What you will do -
This exercise calls for every record to be set down again, exactly and in full.

Supplied data -
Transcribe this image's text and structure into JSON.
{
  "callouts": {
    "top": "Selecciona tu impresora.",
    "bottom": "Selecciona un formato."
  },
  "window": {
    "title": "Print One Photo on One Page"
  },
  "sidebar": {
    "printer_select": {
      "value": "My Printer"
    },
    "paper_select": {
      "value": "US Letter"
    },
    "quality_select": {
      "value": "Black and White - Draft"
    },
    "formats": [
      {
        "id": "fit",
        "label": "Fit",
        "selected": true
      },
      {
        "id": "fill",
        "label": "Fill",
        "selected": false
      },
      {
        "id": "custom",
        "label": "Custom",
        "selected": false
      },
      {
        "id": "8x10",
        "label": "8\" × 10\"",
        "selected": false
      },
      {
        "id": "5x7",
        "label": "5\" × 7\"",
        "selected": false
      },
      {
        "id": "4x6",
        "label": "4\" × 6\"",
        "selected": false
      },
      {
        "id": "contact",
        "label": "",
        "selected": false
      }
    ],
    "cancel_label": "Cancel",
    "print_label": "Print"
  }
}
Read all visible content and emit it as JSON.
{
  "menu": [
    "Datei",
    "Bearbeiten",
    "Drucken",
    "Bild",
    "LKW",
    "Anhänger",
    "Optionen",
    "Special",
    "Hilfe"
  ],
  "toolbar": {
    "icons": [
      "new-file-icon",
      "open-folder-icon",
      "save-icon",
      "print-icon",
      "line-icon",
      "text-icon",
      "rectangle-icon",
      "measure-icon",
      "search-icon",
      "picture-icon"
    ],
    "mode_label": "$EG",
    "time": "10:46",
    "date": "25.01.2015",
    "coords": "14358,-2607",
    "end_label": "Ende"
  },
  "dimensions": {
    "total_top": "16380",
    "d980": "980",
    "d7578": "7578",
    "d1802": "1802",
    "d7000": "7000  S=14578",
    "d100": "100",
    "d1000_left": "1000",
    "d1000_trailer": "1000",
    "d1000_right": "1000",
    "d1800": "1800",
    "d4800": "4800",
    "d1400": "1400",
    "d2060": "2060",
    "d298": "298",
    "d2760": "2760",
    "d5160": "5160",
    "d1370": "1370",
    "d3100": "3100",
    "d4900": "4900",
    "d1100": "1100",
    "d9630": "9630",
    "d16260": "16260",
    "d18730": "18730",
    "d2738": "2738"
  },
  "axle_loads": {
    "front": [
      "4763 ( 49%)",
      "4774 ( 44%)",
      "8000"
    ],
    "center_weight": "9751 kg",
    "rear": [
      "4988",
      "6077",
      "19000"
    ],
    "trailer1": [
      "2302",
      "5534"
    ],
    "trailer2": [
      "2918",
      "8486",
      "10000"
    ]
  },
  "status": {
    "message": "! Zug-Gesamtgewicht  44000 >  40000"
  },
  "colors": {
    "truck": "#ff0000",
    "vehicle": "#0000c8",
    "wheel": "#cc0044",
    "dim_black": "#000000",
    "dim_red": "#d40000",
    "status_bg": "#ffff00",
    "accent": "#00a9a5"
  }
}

Exercise solution -
Transcribe this image's text and structure into JSON.
{
  "callouts": {
    "top": "Selecciona tu impresora.",
    "bottom": "Selecciona un formato."
  },
  "window": {
    "title": "Print One Photo on One Page"
  },
  "sidebar": {
    "printer_select": {
      "value": "My Printer"
    },
    "paper_select": {
      "value": "US Letter"
    },
    "quality_select": {
      "value": "Black and White - Draft"
    },
    "formats": [
      {
        "id": "fit",
        "label": "Fit",
        "selected": true
      },
      {
        "id": "fill",
        "label": "Fill",
        "selected": false
      },
      {
        "id": "custom",
        "label": "Custom",
        "selected": false
      },
      {
        "id": "8x10",
        "label": "8\" × 10\"",
        "selected": false
      },
      {
        "id": "5x7",
        "label": "5\" × 7\"",
        "selected": false
      },
      {
        "id": "4x6",
        "label": "4\" × 6\"",
        "selected": false
      },
      {
        "id": "contact",
        "label": "",
        "selected": false
      }
    ],
    "cancel_label": "Cancel",
    "print_label": "Print"
  }
}
Read all visible content and emit it as JSON.
{
  "menu": [
    "Datei",
    "Bearbeiten",
    "Drucken",
    "Bild",
    "LKW",
    "Anhänger",
    "Optionen",
    "Special",
    "Hilfe"
  ],
  "toolbar": {
    "icons": [
      "new-file-icon",
      "open-folder-icon",
      "save-icon",
      "print-icon",
      "line-icon",
      "text-icon",
      "rectangle-icon",
      "measure-icon",
      "search-icon",
      "picture-icon"
    ],
    "mode_label": "$EG",
    "time": "10:46",
    "date": "25.01.2015",
    "coords": "14358,-2607",
    "end_label": "Ende"
  },
  "dimensions": {
    "total_top": "16380",
    "d980": "980",
    "d7578": "7578",
    "d1802": "1802",
    "d7000": "7000  S=14578",
    "d100": "100",
    "d1000_left": "1000",
    "d1000_trailer": "1000",
    "d1000_right": "1000",
    "d1800": "1800",
    "d4800": "4800",
    "d1400": "1400",
    "d2060": "2060",
    "d298": "298",
    "d2760": "2760",
    "d5160": "5160",
    "d1370": "1370",
    "d3100": "3100",
    "d4900": "4900",
    "d1100": "1100",
    "d9630": "9630",
    "d16260": "16260",
    "d18730": "18730",
    "d2738": "2738"
  },
  "axle_loads": {
    "front": [
      "4763 ( 49%)",
      "4774 ( 44%)",
      "8000"
    ],
    "center_weight": "9751 kg",
    "rear": [
      "4988",
      "6077",
      "19000"
    ],
    "trailer1": [
      "2302",
      "5534"
    ],
    "trailer2": [
      "2918",
      "8486",
      "10000"
    ]
  },
  "status": {
    "message": "! Zug-Gesamtgewicht  44000 >  40000"
  },
  "colors": {
    "truck": "#ff0000",
    "vehicle": "#0000c8",
    "wheel": "#cc0044",
    "dim_black": "#000000",
    "dim_red": "#d40000",
    "status_bg": "#ffff00",
    "accent": "#00a9a5"
  }
}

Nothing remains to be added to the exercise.